* [Task inputs]
○ ○ ○ ○ ○

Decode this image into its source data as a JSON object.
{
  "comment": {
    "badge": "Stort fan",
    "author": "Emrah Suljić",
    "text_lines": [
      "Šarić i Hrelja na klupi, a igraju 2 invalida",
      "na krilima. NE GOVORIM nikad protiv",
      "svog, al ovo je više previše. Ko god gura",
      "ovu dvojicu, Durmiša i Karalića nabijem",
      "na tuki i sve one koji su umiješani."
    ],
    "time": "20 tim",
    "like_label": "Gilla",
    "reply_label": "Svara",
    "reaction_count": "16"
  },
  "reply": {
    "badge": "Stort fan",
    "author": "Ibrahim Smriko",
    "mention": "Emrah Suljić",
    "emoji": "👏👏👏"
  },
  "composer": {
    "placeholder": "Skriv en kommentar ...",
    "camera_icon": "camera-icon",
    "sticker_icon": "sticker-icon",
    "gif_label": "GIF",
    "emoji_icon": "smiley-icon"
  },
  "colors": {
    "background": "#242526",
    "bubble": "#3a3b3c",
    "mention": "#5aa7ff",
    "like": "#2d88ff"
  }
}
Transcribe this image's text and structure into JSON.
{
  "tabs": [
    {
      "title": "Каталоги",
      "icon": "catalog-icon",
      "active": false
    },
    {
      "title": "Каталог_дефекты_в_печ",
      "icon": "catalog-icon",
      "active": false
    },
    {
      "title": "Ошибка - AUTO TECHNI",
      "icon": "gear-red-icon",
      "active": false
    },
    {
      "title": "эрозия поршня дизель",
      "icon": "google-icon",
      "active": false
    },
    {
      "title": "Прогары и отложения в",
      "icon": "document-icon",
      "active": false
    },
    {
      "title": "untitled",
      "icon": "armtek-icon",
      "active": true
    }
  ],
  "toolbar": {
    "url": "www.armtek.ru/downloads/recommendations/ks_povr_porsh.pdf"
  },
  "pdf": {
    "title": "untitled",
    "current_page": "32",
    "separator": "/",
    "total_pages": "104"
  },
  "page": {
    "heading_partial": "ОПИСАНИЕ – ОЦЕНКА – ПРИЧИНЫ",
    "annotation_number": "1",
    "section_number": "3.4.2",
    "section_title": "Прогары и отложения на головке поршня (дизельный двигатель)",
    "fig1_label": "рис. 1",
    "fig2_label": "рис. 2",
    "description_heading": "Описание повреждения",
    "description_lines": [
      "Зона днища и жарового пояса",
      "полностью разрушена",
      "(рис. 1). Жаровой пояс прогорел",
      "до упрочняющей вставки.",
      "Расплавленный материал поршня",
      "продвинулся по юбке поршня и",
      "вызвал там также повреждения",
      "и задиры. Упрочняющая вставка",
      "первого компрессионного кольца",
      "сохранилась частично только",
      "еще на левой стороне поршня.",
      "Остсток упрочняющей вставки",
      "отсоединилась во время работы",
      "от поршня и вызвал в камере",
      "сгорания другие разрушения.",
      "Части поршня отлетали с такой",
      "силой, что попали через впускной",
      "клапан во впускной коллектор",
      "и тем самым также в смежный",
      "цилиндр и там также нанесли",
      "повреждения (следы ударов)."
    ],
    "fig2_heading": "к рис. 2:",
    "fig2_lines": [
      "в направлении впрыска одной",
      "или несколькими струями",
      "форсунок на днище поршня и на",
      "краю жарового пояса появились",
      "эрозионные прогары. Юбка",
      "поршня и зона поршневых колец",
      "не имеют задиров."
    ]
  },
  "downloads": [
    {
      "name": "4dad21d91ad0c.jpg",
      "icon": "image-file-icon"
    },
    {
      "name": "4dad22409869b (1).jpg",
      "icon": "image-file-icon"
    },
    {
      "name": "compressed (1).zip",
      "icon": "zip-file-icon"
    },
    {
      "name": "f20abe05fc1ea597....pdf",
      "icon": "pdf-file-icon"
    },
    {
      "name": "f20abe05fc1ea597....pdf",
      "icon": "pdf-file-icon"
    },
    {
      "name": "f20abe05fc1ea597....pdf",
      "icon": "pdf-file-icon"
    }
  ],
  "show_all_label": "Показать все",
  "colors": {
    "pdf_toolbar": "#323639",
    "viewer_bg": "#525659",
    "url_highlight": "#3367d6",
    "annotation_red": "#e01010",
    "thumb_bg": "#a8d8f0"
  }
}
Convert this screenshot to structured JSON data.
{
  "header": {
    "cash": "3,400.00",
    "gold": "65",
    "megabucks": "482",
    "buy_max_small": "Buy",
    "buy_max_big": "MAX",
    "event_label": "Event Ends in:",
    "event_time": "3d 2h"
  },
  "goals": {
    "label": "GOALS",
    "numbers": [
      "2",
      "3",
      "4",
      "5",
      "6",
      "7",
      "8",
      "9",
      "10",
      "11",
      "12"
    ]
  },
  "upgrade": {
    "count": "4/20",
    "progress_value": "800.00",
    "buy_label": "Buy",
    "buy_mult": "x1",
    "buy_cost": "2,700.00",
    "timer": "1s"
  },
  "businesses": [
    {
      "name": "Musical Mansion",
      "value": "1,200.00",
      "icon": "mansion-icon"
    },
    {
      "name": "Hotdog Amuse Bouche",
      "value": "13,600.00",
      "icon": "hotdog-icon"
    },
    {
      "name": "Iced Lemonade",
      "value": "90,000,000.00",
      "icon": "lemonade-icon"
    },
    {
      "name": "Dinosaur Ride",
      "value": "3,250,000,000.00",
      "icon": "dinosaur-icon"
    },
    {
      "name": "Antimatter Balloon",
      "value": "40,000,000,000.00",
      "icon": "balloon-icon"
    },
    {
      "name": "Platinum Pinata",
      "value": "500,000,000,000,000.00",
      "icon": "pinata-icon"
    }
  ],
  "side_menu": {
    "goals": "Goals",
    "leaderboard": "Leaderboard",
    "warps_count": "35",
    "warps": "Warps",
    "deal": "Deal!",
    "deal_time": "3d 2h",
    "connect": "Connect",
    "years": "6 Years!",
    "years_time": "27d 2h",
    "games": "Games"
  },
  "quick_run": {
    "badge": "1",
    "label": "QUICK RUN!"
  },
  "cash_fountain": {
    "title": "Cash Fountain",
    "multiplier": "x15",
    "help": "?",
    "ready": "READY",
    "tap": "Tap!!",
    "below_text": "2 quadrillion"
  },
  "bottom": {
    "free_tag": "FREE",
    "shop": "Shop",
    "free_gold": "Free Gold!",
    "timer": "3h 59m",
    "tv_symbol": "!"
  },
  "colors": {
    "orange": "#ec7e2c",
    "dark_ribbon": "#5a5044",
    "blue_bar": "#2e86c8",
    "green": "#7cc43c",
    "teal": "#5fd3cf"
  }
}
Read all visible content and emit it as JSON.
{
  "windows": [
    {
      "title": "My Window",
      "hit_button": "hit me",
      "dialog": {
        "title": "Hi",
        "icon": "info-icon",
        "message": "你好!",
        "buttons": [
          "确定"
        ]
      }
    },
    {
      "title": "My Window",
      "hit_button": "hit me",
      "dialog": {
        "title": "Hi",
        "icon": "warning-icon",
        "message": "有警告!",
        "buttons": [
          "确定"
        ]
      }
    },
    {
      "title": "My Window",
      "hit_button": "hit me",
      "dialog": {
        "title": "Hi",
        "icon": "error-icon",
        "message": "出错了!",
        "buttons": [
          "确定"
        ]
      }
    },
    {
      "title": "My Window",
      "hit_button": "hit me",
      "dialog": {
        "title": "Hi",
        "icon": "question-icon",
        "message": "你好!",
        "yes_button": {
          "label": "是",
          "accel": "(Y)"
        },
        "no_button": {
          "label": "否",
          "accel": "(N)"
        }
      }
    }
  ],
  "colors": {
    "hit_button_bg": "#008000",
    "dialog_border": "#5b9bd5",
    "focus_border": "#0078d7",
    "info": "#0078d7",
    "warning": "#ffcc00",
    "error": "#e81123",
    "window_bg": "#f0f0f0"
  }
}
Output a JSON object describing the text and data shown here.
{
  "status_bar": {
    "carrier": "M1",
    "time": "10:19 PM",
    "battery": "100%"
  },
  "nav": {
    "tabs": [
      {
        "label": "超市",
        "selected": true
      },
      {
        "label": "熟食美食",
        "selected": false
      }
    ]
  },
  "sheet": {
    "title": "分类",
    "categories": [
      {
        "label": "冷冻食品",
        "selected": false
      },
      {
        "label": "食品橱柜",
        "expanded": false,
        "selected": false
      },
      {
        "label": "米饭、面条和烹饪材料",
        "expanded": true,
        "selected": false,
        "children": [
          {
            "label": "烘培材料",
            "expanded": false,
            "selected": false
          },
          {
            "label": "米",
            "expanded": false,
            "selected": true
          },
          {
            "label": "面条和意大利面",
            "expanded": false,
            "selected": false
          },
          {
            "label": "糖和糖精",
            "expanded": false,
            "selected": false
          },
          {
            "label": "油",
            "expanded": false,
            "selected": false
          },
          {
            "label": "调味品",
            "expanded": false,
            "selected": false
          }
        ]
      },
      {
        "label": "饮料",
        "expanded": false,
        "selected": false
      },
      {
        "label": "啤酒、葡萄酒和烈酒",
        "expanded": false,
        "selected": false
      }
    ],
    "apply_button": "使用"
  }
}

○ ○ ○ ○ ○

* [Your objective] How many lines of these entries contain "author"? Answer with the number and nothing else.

* [Answer box] 2